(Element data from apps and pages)
*** Begin section ***
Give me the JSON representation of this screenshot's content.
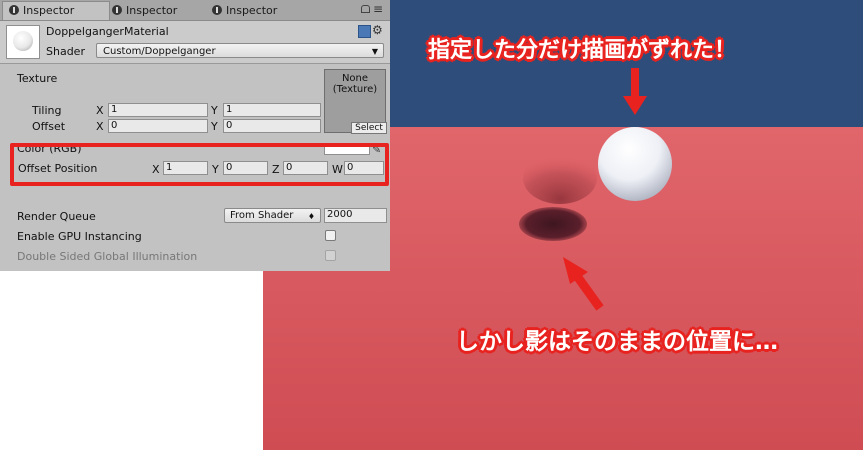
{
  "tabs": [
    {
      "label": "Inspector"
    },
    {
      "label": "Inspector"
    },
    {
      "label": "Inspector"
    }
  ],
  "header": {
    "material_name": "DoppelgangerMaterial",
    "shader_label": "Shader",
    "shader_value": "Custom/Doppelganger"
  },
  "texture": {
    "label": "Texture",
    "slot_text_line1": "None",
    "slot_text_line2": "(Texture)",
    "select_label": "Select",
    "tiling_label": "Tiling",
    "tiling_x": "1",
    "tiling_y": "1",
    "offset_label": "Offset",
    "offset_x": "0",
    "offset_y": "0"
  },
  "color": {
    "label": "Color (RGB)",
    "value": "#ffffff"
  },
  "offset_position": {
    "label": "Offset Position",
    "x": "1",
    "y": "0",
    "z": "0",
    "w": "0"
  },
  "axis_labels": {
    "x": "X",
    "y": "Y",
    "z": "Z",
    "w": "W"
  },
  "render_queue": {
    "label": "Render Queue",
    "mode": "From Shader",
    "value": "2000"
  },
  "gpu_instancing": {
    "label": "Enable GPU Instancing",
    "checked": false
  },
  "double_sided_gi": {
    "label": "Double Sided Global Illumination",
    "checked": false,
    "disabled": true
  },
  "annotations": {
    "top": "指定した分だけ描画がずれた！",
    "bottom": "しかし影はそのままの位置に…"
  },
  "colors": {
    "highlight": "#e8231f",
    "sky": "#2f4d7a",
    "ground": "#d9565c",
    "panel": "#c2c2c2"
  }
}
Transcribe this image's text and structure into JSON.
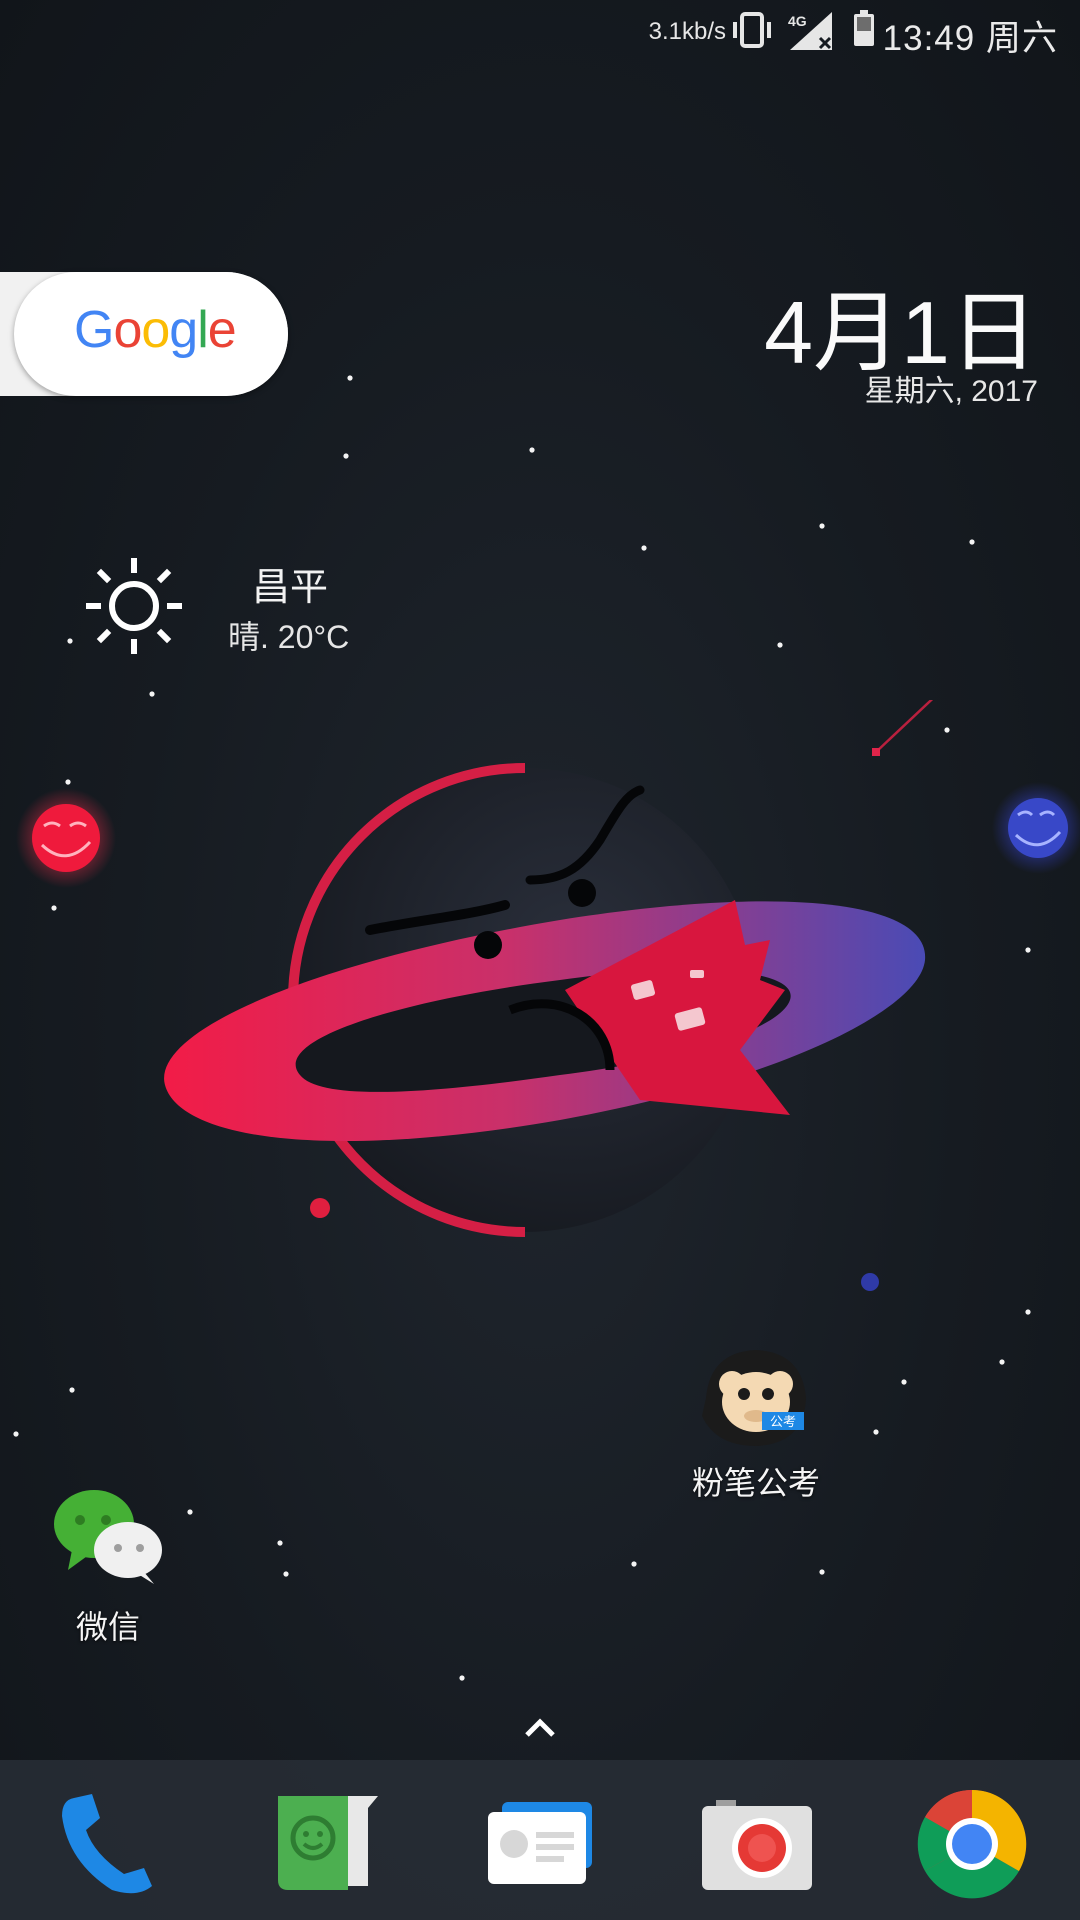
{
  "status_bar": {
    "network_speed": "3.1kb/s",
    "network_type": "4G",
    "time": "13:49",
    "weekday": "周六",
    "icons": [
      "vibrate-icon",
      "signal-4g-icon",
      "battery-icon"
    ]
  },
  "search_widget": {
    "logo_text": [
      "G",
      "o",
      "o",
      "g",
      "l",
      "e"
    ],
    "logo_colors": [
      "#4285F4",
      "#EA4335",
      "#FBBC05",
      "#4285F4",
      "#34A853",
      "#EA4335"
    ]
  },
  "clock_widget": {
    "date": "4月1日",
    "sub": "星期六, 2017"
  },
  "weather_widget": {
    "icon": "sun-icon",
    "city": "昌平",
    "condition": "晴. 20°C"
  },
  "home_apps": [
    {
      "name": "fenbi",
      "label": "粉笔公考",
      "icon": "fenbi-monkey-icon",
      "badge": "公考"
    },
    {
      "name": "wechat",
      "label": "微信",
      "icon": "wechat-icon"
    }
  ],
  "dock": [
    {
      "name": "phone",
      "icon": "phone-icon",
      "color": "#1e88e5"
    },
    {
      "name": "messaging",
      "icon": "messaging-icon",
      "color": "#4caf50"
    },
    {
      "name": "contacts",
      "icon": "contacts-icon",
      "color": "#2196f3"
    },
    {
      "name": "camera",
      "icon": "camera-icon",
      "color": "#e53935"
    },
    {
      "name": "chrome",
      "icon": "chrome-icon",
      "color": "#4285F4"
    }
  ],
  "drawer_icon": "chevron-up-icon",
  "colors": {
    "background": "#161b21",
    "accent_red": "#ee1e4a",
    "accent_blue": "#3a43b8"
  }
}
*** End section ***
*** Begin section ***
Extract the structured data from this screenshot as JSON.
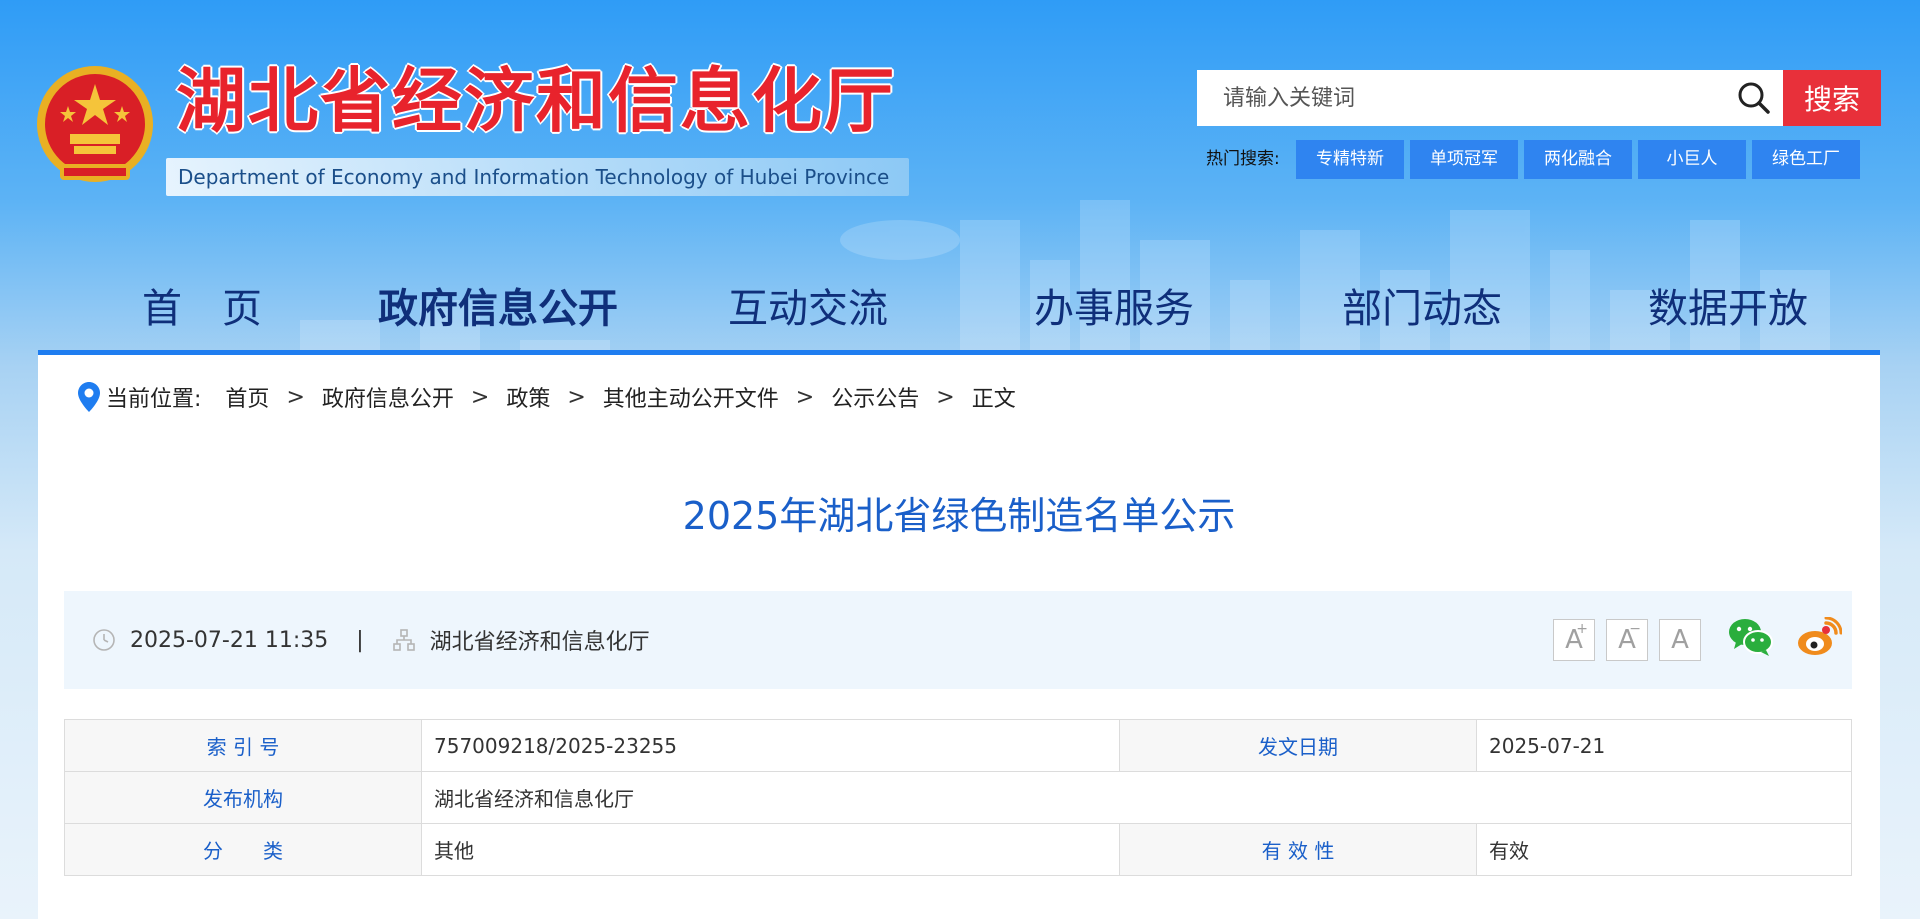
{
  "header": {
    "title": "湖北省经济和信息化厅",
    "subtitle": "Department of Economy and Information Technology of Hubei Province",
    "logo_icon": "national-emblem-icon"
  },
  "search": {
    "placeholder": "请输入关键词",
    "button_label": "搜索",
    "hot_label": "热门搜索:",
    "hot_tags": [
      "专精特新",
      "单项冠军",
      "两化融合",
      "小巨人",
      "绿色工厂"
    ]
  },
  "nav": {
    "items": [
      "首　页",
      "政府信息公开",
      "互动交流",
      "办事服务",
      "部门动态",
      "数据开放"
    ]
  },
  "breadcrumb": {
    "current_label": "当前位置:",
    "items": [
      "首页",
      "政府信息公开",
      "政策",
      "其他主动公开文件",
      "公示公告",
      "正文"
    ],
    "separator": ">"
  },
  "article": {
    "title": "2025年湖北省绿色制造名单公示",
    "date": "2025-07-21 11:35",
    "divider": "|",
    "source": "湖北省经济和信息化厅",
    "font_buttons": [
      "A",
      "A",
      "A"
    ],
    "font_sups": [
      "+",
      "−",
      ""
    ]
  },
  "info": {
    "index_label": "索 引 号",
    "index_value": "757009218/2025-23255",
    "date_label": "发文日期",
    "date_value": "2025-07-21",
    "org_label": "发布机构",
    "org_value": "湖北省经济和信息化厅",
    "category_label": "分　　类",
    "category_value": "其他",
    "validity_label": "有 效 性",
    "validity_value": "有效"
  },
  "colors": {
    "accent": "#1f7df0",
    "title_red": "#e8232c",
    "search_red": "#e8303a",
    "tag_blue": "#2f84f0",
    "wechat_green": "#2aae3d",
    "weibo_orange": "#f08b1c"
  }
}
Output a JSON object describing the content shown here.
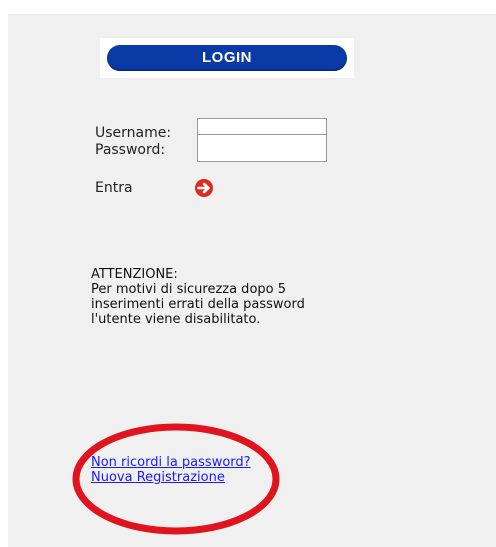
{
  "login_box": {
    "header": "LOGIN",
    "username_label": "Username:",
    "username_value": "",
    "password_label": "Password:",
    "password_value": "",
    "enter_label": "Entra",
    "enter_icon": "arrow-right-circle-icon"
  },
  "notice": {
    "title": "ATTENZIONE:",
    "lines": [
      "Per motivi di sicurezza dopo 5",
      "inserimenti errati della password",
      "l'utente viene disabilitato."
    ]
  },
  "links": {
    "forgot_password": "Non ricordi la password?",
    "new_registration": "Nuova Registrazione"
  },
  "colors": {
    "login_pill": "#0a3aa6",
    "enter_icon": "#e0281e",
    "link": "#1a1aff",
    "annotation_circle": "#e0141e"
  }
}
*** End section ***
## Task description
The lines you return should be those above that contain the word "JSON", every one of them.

## Expected output
Give me the JSON representation of this screenshot's content.
Transcribe this image's text and structure into JSON.
Extract the structured data from this screenshot as JSON.
Output a JSON object describing the content shown here.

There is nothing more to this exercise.